In the listing below, pick out lines with "JSON".

━━━━━━━━━━━━━━━━━━━━━━━━━━━━━━

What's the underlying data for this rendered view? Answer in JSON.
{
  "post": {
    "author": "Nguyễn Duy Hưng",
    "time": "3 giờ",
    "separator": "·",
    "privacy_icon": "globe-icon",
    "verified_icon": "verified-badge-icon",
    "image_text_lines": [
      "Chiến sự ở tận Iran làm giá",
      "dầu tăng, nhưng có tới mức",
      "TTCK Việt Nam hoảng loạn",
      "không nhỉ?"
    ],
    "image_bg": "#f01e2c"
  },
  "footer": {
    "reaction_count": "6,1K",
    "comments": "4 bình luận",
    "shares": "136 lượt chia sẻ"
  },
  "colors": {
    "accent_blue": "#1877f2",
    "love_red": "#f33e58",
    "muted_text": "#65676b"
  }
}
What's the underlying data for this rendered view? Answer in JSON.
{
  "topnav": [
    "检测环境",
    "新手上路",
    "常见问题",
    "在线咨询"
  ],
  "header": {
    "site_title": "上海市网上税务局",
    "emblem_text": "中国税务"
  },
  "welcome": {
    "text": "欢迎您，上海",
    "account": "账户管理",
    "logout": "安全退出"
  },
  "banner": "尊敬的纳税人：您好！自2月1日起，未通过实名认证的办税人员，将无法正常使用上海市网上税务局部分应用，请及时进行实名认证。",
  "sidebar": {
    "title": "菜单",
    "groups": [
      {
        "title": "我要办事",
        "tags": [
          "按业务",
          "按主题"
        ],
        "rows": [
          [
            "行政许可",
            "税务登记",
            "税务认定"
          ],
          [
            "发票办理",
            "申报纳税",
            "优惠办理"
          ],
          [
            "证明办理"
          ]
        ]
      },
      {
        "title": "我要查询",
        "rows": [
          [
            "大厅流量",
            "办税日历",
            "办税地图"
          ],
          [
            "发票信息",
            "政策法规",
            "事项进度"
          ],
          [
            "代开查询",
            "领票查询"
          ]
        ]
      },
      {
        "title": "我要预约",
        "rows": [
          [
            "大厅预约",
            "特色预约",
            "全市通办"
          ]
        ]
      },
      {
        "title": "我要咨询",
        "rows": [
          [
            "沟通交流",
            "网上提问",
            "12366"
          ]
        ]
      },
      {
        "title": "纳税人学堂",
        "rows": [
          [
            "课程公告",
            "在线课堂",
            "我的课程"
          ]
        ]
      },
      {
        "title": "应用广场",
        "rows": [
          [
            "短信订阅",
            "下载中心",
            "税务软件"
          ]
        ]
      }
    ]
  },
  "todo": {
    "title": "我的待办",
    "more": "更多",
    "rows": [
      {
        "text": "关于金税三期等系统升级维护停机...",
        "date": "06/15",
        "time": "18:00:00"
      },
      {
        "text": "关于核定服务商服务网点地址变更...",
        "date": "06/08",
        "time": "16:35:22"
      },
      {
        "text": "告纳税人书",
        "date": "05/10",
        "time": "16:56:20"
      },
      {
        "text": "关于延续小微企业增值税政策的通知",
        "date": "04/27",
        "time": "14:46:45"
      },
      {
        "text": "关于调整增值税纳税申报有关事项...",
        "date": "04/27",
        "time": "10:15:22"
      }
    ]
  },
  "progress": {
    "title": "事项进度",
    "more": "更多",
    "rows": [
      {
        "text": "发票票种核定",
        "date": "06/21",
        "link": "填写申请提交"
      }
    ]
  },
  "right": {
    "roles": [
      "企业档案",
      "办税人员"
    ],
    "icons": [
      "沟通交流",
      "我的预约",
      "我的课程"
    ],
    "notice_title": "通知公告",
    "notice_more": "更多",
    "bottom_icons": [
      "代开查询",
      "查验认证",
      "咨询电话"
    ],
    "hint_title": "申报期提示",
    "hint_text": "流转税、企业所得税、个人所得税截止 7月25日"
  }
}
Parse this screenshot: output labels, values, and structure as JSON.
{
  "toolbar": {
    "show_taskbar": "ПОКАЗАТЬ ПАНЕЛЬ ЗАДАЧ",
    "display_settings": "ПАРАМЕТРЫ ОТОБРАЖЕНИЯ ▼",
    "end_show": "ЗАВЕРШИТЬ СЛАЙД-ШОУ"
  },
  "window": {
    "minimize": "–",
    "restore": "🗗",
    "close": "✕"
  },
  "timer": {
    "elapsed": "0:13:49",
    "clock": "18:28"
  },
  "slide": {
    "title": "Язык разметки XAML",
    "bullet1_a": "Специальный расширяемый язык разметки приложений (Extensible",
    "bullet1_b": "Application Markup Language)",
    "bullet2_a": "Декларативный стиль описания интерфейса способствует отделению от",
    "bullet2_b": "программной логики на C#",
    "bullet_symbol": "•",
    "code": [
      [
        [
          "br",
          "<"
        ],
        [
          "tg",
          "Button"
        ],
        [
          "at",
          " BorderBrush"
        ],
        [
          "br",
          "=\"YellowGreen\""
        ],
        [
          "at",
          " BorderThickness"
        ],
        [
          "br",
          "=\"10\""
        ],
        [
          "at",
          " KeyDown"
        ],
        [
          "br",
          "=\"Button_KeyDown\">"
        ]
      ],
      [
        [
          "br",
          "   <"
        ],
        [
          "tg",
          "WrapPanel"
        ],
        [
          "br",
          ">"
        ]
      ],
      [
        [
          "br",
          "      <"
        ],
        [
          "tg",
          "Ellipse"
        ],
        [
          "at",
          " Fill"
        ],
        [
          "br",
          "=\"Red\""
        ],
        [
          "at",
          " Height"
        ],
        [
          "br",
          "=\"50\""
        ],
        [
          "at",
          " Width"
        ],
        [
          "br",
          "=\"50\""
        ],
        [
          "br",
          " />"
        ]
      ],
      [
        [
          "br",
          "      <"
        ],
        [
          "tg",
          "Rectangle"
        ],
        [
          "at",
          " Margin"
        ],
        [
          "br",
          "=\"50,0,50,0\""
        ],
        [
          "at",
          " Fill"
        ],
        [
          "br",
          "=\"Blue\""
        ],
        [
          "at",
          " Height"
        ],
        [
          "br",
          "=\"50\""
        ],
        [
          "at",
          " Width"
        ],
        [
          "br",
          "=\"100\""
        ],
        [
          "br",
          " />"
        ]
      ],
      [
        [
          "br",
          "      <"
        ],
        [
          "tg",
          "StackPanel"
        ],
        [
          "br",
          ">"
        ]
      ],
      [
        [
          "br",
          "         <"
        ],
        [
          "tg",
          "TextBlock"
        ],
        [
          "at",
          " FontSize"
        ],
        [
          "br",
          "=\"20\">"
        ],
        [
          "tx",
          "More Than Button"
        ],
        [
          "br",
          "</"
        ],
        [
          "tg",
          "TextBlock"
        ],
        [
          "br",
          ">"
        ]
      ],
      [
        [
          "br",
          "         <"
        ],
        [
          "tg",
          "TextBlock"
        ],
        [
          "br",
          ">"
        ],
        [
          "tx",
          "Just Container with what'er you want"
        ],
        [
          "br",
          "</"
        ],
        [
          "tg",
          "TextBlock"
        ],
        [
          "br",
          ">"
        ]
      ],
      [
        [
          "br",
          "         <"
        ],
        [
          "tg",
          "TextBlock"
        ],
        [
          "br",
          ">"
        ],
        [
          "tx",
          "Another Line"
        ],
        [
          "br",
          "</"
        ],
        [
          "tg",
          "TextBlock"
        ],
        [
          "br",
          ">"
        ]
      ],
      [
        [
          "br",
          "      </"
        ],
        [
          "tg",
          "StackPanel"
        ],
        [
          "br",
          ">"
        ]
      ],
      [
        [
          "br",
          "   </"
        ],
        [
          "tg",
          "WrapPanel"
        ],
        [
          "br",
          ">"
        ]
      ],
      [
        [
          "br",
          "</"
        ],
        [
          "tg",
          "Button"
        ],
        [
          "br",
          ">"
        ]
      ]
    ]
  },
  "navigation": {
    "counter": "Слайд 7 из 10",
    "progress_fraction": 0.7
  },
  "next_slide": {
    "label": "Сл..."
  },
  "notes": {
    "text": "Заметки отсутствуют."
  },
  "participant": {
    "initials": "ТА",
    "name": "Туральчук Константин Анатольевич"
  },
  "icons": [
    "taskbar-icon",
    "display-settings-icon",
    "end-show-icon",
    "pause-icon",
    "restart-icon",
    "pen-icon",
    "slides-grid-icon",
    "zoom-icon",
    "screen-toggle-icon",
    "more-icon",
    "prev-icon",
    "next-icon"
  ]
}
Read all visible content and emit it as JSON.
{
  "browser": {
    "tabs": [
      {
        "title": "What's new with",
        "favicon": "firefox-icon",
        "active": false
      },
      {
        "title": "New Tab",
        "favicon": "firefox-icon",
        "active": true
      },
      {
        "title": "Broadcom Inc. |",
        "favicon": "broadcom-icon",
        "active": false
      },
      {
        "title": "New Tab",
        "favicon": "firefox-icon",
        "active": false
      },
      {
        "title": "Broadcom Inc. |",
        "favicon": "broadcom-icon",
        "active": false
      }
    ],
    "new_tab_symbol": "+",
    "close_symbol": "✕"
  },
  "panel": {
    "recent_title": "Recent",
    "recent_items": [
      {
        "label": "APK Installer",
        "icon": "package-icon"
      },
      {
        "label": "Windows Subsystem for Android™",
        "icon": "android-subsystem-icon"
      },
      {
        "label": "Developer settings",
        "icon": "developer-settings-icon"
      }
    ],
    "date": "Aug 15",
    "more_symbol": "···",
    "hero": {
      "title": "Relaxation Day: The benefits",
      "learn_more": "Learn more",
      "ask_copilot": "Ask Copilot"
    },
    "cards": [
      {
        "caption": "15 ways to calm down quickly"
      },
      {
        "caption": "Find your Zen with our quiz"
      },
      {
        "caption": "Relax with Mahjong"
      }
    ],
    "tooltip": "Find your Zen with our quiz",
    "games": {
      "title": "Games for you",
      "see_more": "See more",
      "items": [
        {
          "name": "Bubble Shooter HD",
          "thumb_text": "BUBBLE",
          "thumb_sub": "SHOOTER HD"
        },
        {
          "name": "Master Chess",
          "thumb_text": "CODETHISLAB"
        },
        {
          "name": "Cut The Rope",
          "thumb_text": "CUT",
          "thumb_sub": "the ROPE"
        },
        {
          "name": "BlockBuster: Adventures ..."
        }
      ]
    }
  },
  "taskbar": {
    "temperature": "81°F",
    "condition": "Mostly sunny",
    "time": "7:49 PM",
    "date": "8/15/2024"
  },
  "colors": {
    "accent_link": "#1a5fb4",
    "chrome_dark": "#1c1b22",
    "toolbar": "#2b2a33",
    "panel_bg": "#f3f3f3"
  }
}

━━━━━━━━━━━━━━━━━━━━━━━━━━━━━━

*Response to the exercise*.
What's the underlying data for this rendered view? Answer in JSON.
What's the underlying data for this rendered view? Answer in JSON.
Parse this screenshot: output labels, values, and structure as JSON.
Read all visible content and emit it as JSON.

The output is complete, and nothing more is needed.